The Norwegian stock producer Grodas Rifle Stock (GRS) make some of the most innovative solution when it comes to aftermarked stocks. As you have seen the most important features have already been mentioned by Jan Hüffmeier, but I would like to comment on some of the other good points about this rifles stock Firstly, they are made of the very sturdy stratabond laminate, which will be able to take a lot of beating, and keep its shape in every kind of condition - hot or cold, damp or dry. This means that you can trust the zeroing of the rifles, because the stock is not going to warp at all.
No chequering at all on the stock is something you have to get accustomed to, but it really makes no difference at all, and it is so much easier to keep clean and oil when needed. Secondly, the design of the handle is also somewhat unusual, as the handle itself is big and a bit 'of centre' towards the shooting hand. This provides the shooter with a solid grip and the ability to raise the elbow further up, but the thumb need to rest more pointing upwards than on traditional stocks. At first it feels awkward, but once accustomed to, you get a very good control of the rifle. Particularly so when you are shooting standing up, just as on moving targets as we love here in Scandinavia, but certainly also on a traditional ‘treibjagd’.
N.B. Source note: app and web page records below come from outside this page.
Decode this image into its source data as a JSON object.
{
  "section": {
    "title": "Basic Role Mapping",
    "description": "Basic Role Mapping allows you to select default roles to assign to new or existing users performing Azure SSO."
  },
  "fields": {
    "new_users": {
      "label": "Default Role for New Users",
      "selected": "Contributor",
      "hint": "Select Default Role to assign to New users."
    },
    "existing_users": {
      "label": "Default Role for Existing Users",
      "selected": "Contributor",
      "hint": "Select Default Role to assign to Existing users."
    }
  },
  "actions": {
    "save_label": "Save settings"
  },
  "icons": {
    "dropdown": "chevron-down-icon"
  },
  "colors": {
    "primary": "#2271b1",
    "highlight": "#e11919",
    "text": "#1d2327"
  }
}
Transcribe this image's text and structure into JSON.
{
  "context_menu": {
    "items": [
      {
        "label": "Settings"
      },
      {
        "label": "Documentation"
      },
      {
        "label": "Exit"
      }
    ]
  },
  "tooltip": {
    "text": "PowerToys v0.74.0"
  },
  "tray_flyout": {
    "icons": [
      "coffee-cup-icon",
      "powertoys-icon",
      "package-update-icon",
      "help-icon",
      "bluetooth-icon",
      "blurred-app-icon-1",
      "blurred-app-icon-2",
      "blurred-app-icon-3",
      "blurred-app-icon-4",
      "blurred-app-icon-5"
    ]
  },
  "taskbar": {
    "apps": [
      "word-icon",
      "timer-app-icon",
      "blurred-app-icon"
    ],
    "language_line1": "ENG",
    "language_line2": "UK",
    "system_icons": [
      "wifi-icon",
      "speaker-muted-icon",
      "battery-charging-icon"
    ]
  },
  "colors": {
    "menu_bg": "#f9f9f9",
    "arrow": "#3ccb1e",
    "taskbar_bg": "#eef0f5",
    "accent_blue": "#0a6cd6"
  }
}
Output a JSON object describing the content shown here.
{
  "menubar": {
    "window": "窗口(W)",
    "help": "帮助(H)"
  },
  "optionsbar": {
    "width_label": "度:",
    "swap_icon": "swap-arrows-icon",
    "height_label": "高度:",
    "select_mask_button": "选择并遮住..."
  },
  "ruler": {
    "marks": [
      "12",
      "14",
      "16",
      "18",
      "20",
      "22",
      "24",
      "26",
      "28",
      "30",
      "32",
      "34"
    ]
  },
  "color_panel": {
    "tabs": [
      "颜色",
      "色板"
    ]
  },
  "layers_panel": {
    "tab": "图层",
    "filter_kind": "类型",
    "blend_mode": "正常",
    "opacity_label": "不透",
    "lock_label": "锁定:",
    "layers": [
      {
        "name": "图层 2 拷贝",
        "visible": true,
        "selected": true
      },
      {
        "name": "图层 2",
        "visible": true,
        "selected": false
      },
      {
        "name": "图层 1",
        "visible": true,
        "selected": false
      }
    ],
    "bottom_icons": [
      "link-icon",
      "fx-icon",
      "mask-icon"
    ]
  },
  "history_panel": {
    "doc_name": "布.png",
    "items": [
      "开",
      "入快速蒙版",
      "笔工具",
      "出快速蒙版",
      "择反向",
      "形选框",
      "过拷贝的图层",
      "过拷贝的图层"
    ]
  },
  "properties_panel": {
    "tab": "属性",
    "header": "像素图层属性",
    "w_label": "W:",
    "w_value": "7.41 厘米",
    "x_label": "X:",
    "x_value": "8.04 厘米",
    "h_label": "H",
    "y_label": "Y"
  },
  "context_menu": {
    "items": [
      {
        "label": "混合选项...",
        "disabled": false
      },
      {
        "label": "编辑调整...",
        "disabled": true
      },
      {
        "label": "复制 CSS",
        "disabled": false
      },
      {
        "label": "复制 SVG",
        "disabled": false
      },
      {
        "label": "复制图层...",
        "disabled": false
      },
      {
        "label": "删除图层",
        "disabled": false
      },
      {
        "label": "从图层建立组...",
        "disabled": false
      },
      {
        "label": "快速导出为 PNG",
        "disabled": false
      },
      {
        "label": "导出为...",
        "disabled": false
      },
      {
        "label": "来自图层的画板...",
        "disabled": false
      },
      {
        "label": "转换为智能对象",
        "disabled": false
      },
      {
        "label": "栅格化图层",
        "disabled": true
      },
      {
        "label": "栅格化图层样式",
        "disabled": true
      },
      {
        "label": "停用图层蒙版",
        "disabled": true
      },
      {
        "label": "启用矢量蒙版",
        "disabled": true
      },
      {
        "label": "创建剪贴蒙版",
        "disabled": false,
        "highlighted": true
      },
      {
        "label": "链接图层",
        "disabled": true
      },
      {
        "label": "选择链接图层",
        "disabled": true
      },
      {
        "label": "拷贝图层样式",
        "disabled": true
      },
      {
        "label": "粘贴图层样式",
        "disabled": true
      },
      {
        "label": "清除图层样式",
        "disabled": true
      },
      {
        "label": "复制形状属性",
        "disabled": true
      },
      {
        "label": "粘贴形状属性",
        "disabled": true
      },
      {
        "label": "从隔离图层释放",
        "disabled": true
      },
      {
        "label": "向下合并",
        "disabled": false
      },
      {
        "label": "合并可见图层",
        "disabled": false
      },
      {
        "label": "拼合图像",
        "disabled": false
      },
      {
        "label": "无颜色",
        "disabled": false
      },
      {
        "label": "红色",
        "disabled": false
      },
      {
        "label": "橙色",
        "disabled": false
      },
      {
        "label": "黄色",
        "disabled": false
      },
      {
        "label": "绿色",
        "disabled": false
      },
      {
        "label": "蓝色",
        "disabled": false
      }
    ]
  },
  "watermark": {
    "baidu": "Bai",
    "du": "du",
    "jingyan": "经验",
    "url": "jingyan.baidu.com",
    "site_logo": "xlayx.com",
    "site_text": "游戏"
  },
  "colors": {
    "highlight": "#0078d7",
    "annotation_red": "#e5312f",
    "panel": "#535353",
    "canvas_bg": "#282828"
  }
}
Furthermore, because the hand is positioned as it is, the repeating of the rifle for a second shot becomes easier – the ergonomics are certainly one of the best I have experienced I this regard. Thirdly, the design itself; it looks what it is – a genuine shooting machine! I know this might fall completely of the preference of many continental hunters, but thank Wotan for no silly woodcarvings or superfluous golden inlays. Just plane precise shooting. So, if you are looking for a stock to improve your shooting, and one that catches the eye of many fellow shooters and hunters, the GRS is well worth the money.
Excellent reveiw!! For what Kind of shooting do you use it mostly?
And which Modell is it exactly?
I use it mostly for precision shooting and jagd-parcours, so I chose the Sporter model. If I should use it more for hunting, which I seldom do now, I would recommend the Decima Sporter, which is a somewhat lighter version, but with the same features.
and (needless to say) chambered in the venerable 6.5x55!